When a man takes a new wife, he shall not go out in the army, nor shall he be subjected to anything associated with it. He shall remain free for his home for one year and delight his wife, whom he has taken. (Devarim 24:6)
Let us appreciate that here we have a brilliantly sensible Mitzvah. A new husband and wife-duet need time to get to know each other and to build trust. Therefore the groom is exempt from communal service that might take him away from his bride. What a great opportunity is this Shana Rishona – First Year for newlyweds! Before children arrive and life gets more hectic and expensive and pressurized it is crucial that the couple gets to talk things out in longhand first so that later they can communicate in shorthand.
What once took hours of discussion can later be summarized in a single glance. After a while older couples can easily anticipate the needs of their spouse. However, initially, wrong assumptions and misunderstandings need time, plenty of time to be carefully untangled and resolved. Later there may not be sufficient time or patience to unpack messy matters carefully when the pace and intensity of life quickens. Therefore, we can admire and appreciate the wisdom of this gift by the Almighty for every bride and groom!
A dear friend who was married a year before me, told me about a terrible mistake he made in Shana Rishona. He shared it with me so I would not fall into the same trap and he told me to tell others so they can be saved as well. There is a custom that during that first year a husband gets permission from his wife before he goes out – away from home. This fellow was very dutiful and precise about this all during the year. As the sun set on the first year of marriage and “Shana Rishona” was concluding, he stood by the door and declared, “I don’t have to tell you where I’m going now and when I’ll be back.” He coolly left.
Of course he was joking and he was just going out to pray Maariv. When he came home, he found his wife surrounded by a puddle of tears. She was saying, “You didn’t want to be here with me this whole year!” He called his Rebbe in a panic wondering what he could do to repair the hurt. The Rebbe told him, “You have to start again and do “Shana Rishona” all over again. (He got left back in Shana Rishona!) It’s not a time period. It’s, whenever and however long it takes
Reb Wolbe ZTL writes in his Kuntres HaChasanim, that he asked young men what foundation they wanted to build their marriage upon.
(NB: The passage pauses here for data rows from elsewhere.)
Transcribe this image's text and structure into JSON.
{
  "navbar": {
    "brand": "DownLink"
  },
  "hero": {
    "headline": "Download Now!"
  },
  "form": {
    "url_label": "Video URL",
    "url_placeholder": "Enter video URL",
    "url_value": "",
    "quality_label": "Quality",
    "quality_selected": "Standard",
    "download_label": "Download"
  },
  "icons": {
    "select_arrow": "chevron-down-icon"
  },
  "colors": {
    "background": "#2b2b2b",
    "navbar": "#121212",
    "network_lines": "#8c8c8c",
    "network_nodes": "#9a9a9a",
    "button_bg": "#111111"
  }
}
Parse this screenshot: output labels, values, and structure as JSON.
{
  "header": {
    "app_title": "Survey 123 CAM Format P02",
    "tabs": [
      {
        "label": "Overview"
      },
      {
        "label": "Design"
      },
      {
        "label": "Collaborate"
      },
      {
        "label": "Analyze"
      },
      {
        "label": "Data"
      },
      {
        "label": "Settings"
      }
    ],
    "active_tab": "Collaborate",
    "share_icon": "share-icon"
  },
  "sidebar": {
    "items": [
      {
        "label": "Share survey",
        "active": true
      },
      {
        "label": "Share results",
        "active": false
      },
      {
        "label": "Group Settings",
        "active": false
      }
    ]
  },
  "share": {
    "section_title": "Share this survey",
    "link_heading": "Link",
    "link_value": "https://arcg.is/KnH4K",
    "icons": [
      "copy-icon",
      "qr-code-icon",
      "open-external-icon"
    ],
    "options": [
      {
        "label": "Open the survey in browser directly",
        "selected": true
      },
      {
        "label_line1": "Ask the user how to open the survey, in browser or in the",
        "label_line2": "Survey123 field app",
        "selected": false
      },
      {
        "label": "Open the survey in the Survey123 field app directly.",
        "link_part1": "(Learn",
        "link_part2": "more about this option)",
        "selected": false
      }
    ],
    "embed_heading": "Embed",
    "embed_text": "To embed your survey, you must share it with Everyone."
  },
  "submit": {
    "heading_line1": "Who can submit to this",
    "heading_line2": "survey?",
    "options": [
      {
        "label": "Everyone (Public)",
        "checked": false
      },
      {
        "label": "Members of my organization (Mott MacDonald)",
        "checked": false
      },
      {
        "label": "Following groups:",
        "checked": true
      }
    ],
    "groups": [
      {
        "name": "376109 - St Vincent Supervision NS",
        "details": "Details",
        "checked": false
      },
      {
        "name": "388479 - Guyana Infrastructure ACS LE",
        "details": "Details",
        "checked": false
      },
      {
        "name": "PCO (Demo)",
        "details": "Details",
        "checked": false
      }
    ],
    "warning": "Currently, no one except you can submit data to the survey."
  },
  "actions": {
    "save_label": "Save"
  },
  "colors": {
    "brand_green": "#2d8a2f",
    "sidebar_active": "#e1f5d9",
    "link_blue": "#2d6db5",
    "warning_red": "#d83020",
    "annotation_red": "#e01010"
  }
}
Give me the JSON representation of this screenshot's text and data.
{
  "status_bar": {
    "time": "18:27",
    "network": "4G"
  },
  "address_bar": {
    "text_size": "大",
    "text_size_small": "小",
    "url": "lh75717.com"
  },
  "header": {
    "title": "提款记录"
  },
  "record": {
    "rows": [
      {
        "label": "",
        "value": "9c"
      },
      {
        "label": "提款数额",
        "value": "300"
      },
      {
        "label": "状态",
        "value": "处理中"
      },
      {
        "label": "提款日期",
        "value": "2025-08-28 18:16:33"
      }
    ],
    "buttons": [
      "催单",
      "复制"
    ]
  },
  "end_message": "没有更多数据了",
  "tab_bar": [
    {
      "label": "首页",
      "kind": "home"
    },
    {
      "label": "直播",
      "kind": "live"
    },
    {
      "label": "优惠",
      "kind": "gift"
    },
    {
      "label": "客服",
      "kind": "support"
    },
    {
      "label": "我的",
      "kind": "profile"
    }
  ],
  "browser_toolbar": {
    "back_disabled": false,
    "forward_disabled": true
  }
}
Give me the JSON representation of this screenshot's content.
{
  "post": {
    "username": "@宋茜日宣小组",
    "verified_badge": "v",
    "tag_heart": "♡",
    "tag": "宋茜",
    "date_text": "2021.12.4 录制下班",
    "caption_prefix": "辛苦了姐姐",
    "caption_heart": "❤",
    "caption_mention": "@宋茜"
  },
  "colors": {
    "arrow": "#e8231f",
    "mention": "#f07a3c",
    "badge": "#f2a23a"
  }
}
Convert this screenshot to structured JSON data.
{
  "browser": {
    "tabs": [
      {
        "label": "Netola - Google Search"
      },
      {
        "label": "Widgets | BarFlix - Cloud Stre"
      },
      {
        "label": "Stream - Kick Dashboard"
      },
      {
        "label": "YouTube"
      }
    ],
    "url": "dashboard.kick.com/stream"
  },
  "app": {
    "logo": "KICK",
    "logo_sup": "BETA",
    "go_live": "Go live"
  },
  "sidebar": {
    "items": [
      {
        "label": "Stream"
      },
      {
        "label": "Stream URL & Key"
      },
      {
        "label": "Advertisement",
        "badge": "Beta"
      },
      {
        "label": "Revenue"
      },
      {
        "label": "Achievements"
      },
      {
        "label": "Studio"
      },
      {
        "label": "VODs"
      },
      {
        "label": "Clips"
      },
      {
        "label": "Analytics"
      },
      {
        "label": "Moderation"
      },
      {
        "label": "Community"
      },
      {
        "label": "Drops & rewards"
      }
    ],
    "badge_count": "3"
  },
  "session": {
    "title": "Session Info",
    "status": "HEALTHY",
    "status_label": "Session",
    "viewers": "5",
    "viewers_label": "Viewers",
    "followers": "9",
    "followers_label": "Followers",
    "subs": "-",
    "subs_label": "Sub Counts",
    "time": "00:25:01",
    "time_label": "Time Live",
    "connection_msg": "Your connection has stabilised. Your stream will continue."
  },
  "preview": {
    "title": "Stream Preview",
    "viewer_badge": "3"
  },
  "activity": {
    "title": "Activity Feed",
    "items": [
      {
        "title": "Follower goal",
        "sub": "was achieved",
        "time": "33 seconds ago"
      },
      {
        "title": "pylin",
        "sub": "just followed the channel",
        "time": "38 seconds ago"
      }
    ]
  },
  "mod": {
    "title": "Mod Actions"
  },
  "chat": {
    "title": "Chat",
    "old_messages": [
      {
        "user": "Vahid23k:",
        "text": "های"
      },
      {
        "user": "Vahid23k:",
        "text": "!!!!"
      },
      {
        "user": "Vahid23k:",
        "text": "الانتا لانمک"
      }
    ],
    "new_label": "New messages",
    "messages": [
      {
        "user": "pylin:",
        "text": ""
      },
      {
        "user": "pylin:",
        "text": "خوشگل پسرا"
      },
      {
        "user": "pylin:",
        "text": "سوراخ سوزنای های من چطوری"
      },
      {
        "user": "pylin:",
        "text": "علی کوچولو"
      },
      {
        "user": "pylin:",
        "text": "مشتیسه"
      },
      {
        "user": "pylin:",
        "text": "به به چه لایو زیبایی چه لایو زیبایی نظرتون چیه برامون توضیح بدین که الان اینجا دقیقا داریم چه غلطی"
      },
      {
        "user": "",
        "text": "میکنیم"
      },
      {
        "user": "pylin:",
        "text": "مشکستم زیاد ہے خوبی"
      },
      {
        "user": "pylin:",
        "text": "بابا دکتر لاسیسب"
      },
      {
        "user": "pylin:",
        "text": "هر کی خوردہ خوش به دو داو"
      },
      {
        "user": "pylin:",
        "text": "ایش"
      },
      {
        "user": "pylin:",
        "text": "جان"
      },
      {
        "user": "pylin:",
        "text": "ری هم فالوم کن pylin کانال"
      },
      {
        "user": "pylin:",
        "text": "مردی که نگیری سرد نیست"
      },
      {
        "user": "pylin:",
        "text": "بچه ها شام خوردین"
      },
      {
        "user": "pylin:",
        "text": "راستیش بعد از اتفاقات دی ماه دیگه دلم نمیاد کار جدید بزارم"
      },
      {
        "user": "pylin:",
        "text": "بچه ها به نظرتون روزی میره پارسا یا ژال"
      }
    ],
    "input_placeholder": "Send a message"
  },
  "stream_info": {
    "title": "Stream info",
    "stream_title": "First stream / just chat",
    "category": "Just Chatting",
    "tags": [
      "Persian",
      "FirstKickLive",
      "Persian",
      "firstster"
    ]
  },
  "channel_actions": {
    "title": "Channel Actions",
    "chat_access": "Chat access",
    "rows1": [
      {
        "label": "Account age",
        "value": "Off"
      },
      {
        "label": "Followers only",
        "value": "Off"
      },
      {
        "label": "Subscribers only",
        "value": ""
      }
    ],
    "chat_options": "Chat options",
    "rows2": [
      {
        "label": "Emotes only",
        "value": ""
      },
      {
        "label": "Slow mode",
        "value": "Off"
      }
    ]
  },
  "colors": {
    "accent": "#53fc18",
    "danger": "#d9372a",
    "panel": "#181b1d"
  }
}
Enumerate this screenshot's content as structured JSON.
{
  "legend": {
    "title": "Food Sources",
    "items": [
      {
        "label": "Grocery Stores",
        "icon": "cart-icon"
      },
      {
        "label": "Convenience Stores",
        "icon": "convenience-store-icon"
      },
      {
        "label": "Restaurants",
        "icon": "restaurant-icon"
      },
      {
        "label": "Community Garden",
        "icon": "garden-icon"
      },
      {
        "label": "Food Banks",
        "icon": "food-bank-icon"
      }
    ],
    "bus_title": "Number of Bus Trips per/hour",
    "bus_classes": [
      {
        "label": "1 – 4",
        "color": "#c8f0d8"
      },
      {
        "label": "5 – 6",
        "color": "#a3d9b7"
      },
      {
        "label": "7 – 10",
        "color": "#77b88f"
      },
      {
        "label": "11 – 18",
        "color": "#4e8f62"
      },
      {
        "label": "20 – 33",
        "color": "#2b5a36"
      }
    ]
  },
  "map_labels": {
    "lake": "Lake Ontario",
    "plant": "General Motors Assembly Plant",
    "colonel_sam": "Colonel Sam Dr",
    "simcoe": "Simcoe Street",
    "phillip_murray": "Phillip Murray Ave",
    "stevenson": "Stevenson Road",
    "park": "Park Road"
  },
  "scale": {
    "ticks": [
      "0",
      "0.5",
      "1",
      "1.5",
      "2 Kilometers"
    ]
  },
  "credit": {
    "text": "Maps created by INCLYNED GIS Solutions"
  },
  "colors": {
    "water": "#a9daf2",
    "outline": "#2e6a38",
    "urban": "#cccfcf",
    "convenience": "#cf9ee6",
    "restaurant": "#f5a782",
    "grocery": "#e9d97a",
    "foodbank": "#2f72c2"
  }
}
The most universal answer was two words, “love and understanding”. He then goes on to explain that it is impossible to build a relationship on “love and understanding” because there is not sufficient understanding yet and since love is a byproduct of giving, the real love bank account is miniscule and superficial to begin with. It turns out that “love and understanding” are not the foundations but rather goals and ideals that are realized over time.
At a Sheva Brochos, one of my teachers once whimsically quipped, “Why is a new groom exempt from going to war – Milchama!? Because of the principle, ‘Osek b’Milchama, Patur M’Milchama’, “Someone who is busy with a war is exempt from a war.” This is a play on the true concept of, “Osek B’Mitzvah, Patur Min HaMitzvah – Someone who is busy with a Mitzvah is exempt from a Mitzvah”. Of course he was kidding and he followed up with a valuable qualification. “Marriage is a war! It’s a war of who’s going to give and give in more!”
Maybe what he was saying is that marriage and maybe all of life is a war. The only question is, “Why type of war?” Will it be a war of giving or a war of taking? Will it bring you to greater love and understanding or resentment and dismissiveness!? That is the question! That is the choice! Carefully choose your battles!